:: Data for analysis

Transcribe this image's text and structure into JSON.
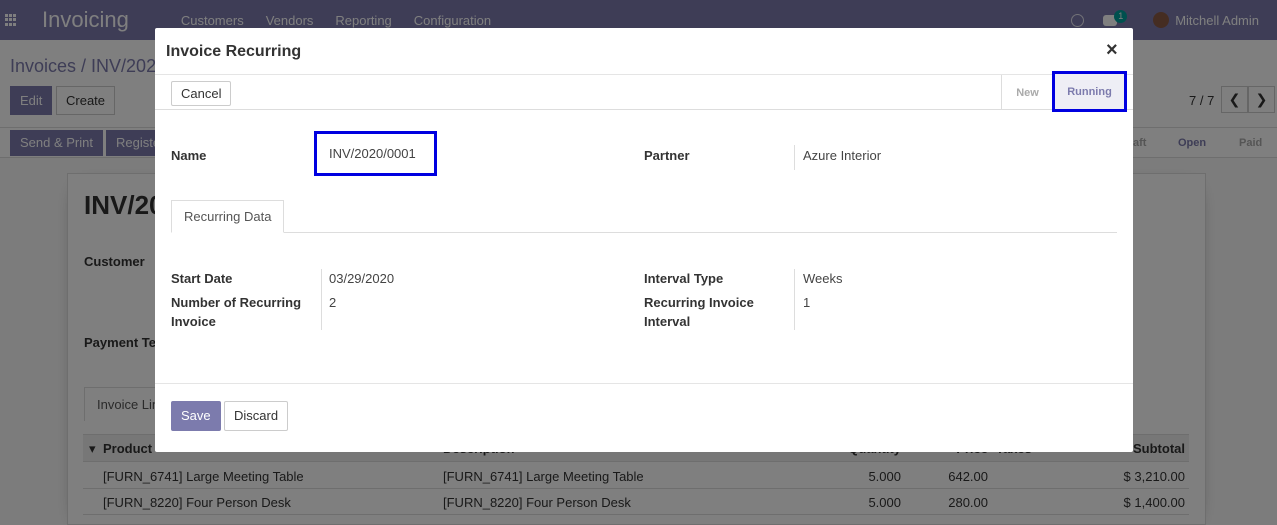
{
  "navbar": {
    "brand": "Invoicing",
    "menu": [
      "Customers",
      "Vendors",
      "Reporting",
      "Configuration"
    ],
    "chat_count": "1",
    "user": "Mitchell Admin"
  },
  "control_panel": {
    "breadcrumb": "Invoices / INV/202",
    "edit_label": "Edit",
    "create_label": "Create",
    "pager": "7 / 7",
    "send_print_label": "Send & Print",
    "register_label": "Registe",
    "status_steps": [
      "aft",
      "Open",
      "Paid"
    ]
  },
  "sheet": {
    "title": "INV/20",
    "customer_label": "Customer",
    "payment_terms_label": "Payment Te",
    "tab_label": "Invoice Lin",
    "columns": [
      "Product",
      "Description",
      "Quantity",
      "Price",
      "Taxes",
      "Subtotal"
    ],
    "rows": [
      {
        "product": "[FURN_6741] Large Meeting Table",
        "description": "[FURN_6741] Large Meeting Table",
        "quantity": "5.000",
        "price": "642.00",
        "subtotal": "$ 3,210.00"
      },
      {
        "product": "[FURN_8220] Four Person Desk",
        "description": "[FURN_8220] Four Person Desk",
        "quantity": "5.000",
        "price": "280.00",
        "subtotal": "$ 1,400.00"
      }
    ]
  },
  "modal": {
    "title": "Invoice Recurring",
    "close_symbol": "×",
    "cancel_label": "Cancel",
    "states": {
      "new": "New",
      "running": "Running"
    },
    "name_label": "Name",
    "name_value": "INV/2020/0001",
    "partner_label": "Partner",
    "partner_value": "Azure Interior",
    "tab_label": "Recurring Data",
    "start_date_label": "Start Date",
    "start_date_value": "03/29/2020",
    "num_recurring_label_1": "Number of Recurring",
    "num_recurring_label_2": "Invoice",
    "num_recurring_value": "2",
    "interval_type_label": "Interval Type",
    "interval_type_value": "Weeks",
    "rec_interval_label_1": "Recurring Invoice",
    "rec_interval_label_2": "Interval",
    "rec_interval_value": "1",
    "save_label": "Save",
    "discard_label": "Discard"
  }
}
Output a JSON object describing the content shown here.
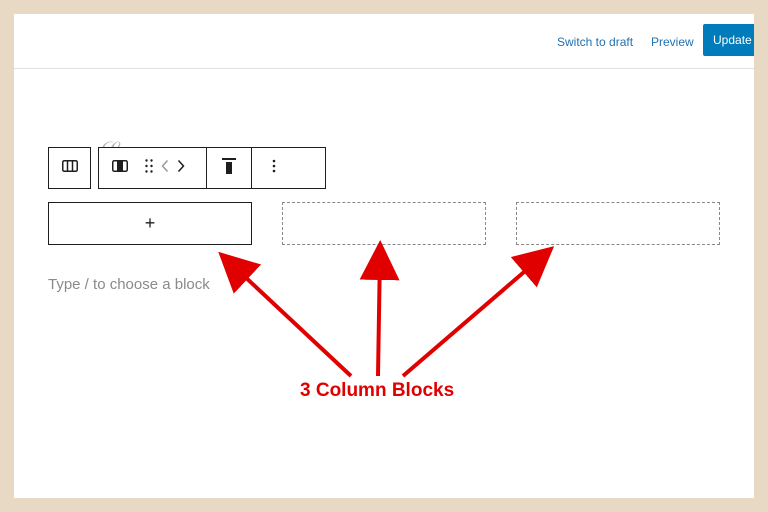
{
  "header": {
    "switch_to_draft": "Switch to draft",
    "preview": "Preview",
    "update": "Update"
  },
  "editor": {
    "add_block_symbol": "+",
    "placeholder": "Type / to choose a block"
  },
  "toolbar": {
    "icons": [
      "columns-icon",
      "column-icon",
      "drag-handle-icon",
      "move-arrows-icon",
      "align-top-icon",
      "more-options-icon"
    ]
  },
  "annotation": {
    "label": "3 Column Blocks"
  },
  "colors": {
    "accent": "#007cba",
    "link": "#2271b1",
    "annotation_red": "#e00000",
    "background": "#e8d9c4"
  }
}
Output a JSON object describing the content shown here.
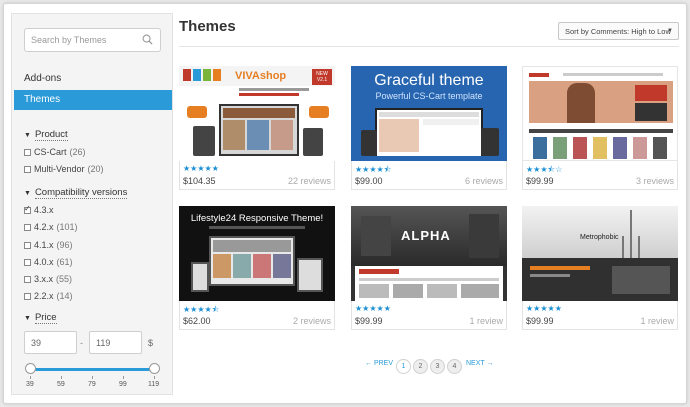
{
  "search": {
    "placeholder": "Search by Themes"
  },
  "categories": [
    {
      "label": "Add-ons"
    },
    {
      "label": "Themes",
      "active": true
    }
  ],
  "filters": {
    "product": {
      "title": "Product",
      "items": [
        {
          "label": "CS-Cart",
          "count": "(26)"
        },
        {
          "label": "Multi-Vendor",
          "count": "(20)"
        }
      ]
    },
    "compat": {
      "title": "Compatibility versions",
      "items": [
        {
          "label": "4.3.x",
          "count": "",
          "checked": true
        },
        {
          "label": "4.2.x",
          "count": "(101)"
        },
        {
          "label": "4.1.x",
          "count": "(96)"
        },
        {
          "label": "4.0.x",
          "count": "(61)"
        },
        {
          "label": "3.x.x",
          "count": "(55)"
        },
        {
          "label": "2.2.x",
          "count": "(14)"
        }
      ]
    },
    "price": {
      "title": "Price",
      "min": "39",
      "max": "119",
      "currency": "$",
      "separator": "-",
      "ticks": [
        "39",
        "59",
        "79",
        "99",
        "119"
      ]
    }
  },
  "page": {
    "title": "Themes",
    "sort_label": "Sort by Comments: High to Low"
  },
  "products": [
    {
      "price": "$104.35",
      "reviews": "22 reviews",
      "rating": 5,
      "thumb_text": "VIVAshop",
      "thumb_sub": "NEW V2.1"
    },
    {
      "price": "$99.00",
      "reviews": "6 reviews",
      "rating": 4.5,
      "thumb_text": "Graceful theme",
      "thumb_sub": "Powerful CS-Cart template"
    },
    {
      "price": "$99.99",
      "reviews": "3 reviews",
      "rating": 3.5,
      "thumb_text": "",
      "thumb_sub": ""
    },
    {
      "price": "$62.00",
      "reviews": "2 reviews",
      "rating": 4.5,
      "thumb_text": "Lifestyle24 Responsive Theme!",
      "thumb_sub": ""
    },
    {
      "price": "$99.99",
      "reviews": "1 review",
      "rating": 5,
      "thumb_text": "ALPHA",
      "thumb_sub": ""
    },
    {
      "price": "$99.99",
      "reviews": "1 review",
      "rating": 5,
      "thumb_text": "Metrophobic",
      "thumb_sub": ""
    }
  ],
  "pagination": {
    "prev": "← PREV",
    "next": "NEXT →",
    "pages": [
      "1",
      "2",
      "3",
      "4"
    ],
    "current": "1"
  },
  "colors": {
    "accent": "#2a9ad8",
    "star": "#1b8fd3"
  }
}
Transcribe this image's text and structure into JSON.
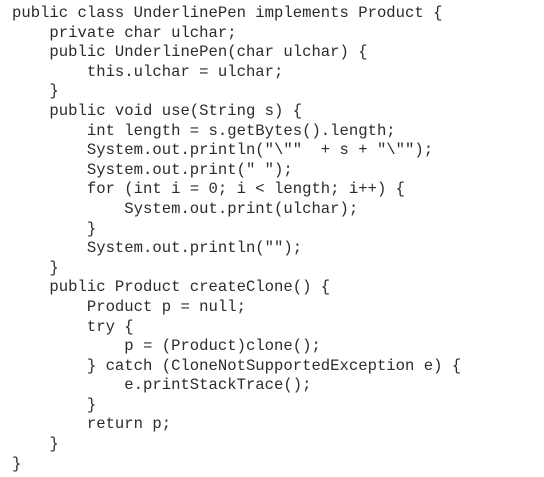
{
  "code": {
    "lines": [
      "public class UnderlinePen implements Product {",
      "    private char ulchar;",
      "    public UnderlinePen(char ulchar) {",
      "        this.ulchar = ulchar;",
      "    }",
      "    public void use(String s) {",
      "        int length = s.getBytes().length;",
      "        System.out.println(\"\\\"\"  + s + \"\\\"\");",
      "        System.out.print(\" \");",
      "        for (int i = 0; i < length; i++) {",
      "            System.out.print(ulchar);",
      "        }",
      "        System.out.println(\"\");",
      "    }",
      "    public Product createClone() {",
      "        Product p = null;",
      "        try {",
      "            p = (Product)clone();",
      "        } catch (CloneNotSupportedException e) {",
      "            e.printStackTrace();",
      "        }",
      "        return p;",
      "    }",
      "}"
    ]
  }
}
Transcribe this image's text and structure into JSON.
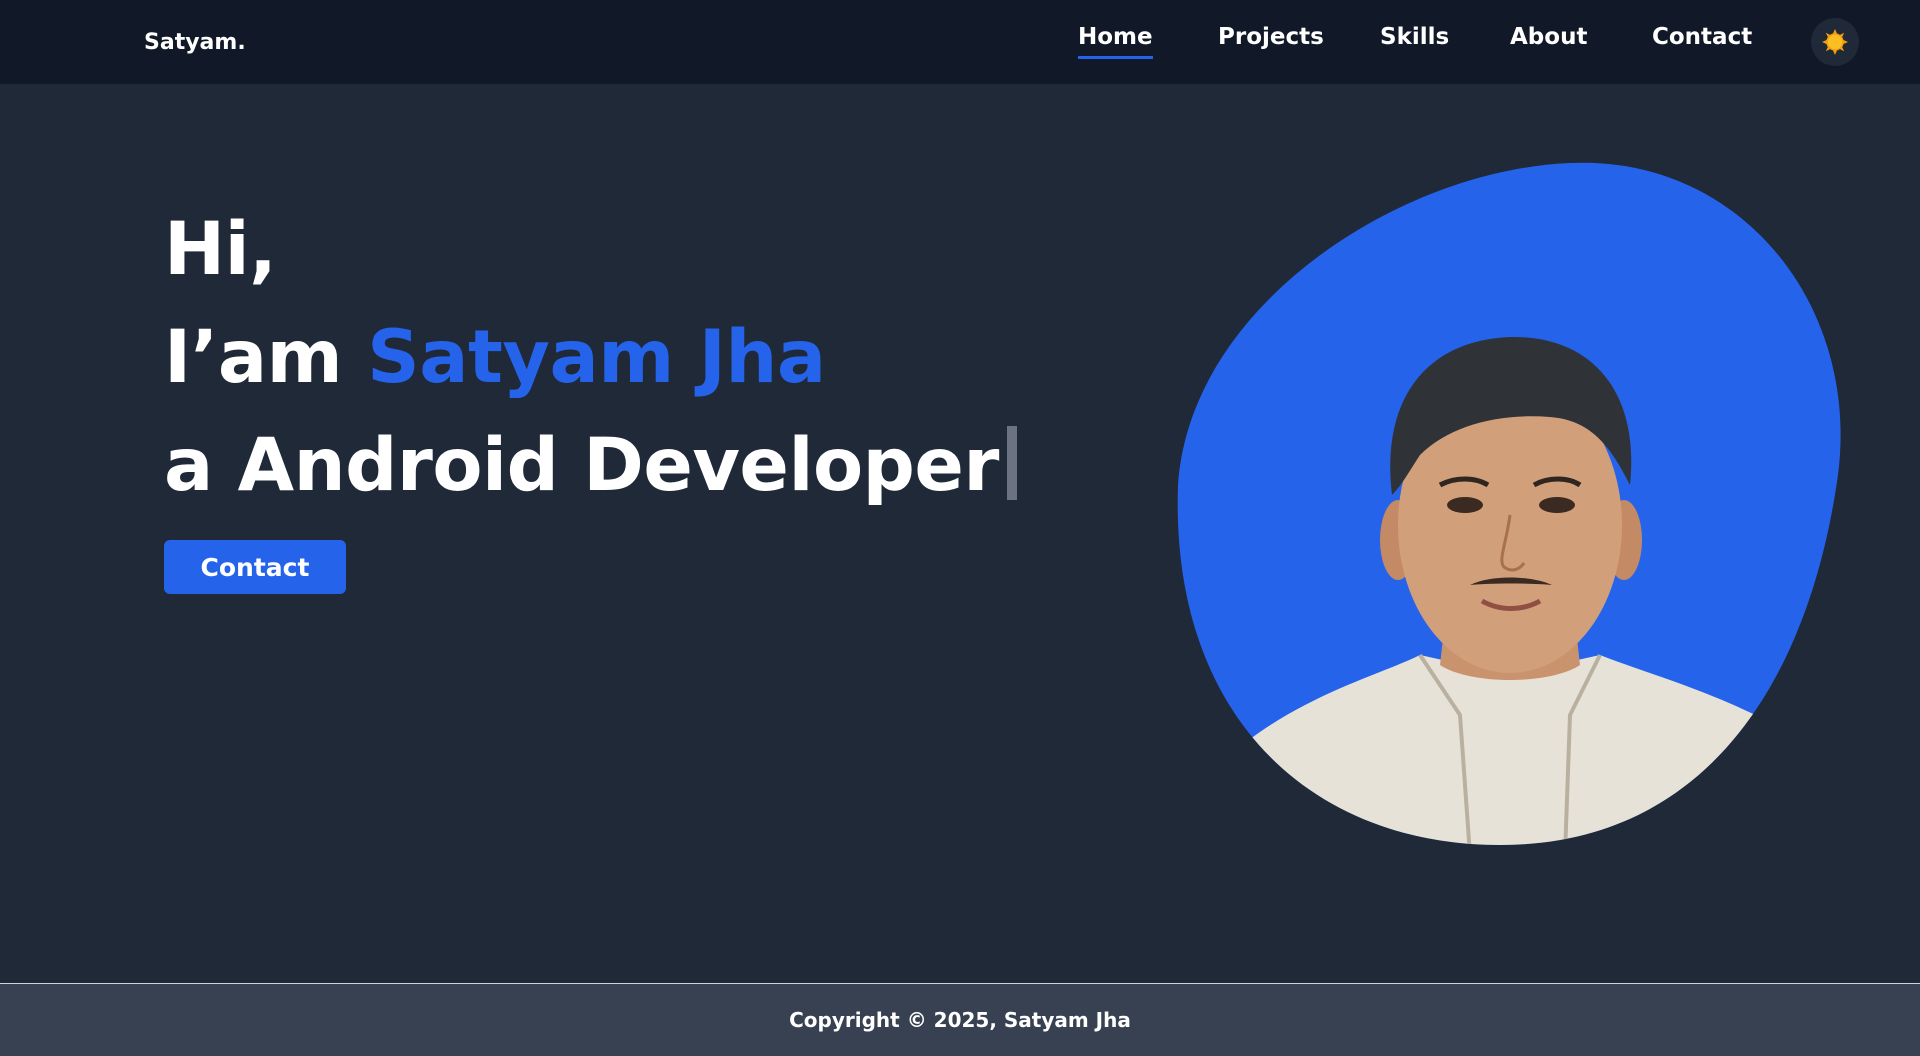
{
  "header": {
    "brand": "Satyam.",
    "nav": [
      {
        "label": "Home",
        "active": true
      },
      {
        "label": "Projects",
        "active": false
      },
      {
        "label": "Skills",
        "active": false
      },
      {
        "label": "About",
        "active": false
      },
      {
        "label": "Contact",
        "active": false
      }
    ],
    "theme_toggle_icon": "sun-icon"
  },
  "hero": {
    "greeting": "Hi,",
    "intro_prefix": "I’am ",
    "name": "Satyam Jha",
    "role_line": "a Android Developer",
    "contact_button": "Contact",
    "portrait_icon": "profile-photo"
  },
  "footer": {
    "copyright": "Copyright © 2025, Satyam Jha"
  },
  "colors": {
    "accent": "#2563eb",
    "background": "#1f2937",
    "navbar": "#111827",
    "footer": "#374151",
    "sun": "#f59e0b"
  }
}
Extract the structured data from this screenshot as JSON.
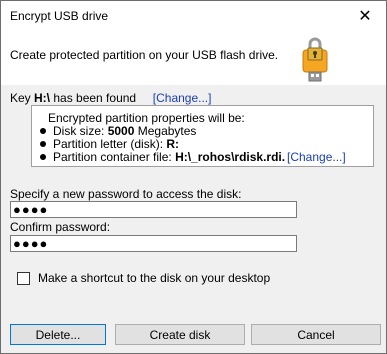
{
  "window": {
    "title": "Encrypt USB drive",
    "close_glyph": "✕"
  },
  "header": {
    "text": "Create protected partition on your USB flash drive.",
    "icon": "usb-lock-icon"
  },
  "key": {
    "prefix": "Key ",
    "drive": "H:\\",
    "suffix": " has been found",
    "change_label": "[Change...]"
  },
  "properties": {
    "title": "Encrypted partition properties will be:",
    "disk_size_label": "Disk size: ",
    "disk_size_value": "5000",
    "disk_size_unit": " Megabytes",
    "letter_label": "Partition letter (disk): ",
    "letter_value": "R:",
    "container_label": "Partition container file: ",
    "container_value": "H:\\_rohos\\rdisk.rdi.",
    "change_label": "[Change...]"
  },
  "password": {
    "new_label": "Specify a new password to access the disk:",
    "new_value": "●●●●",
    "confirm_label": "Confirm password:",
    "confirm_value": "●●●●"
  },
  "shortcut": {
    "label": "Make a shortcut to the disk on your desktop",
    "checked": false
  },
  "buttons": {
    "delete": "Delete...",
    "create": "Create disk",
    "cancel": "Cancel"
  },
  "colors": {
    "link": "#1a3fb5",
    "accent": "#0078d7",
    "usb_body": "#f5a623"
  }
}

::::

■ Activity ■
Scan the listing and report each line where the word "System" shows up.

■ Exercise result ■
      "        System.out.println(\"\\\"\"  + s + \"\\\"\");",
      "        System.out.print(\" \");",
      "            System.out.print(ulchar);",
      "        System.out.println(\"\");",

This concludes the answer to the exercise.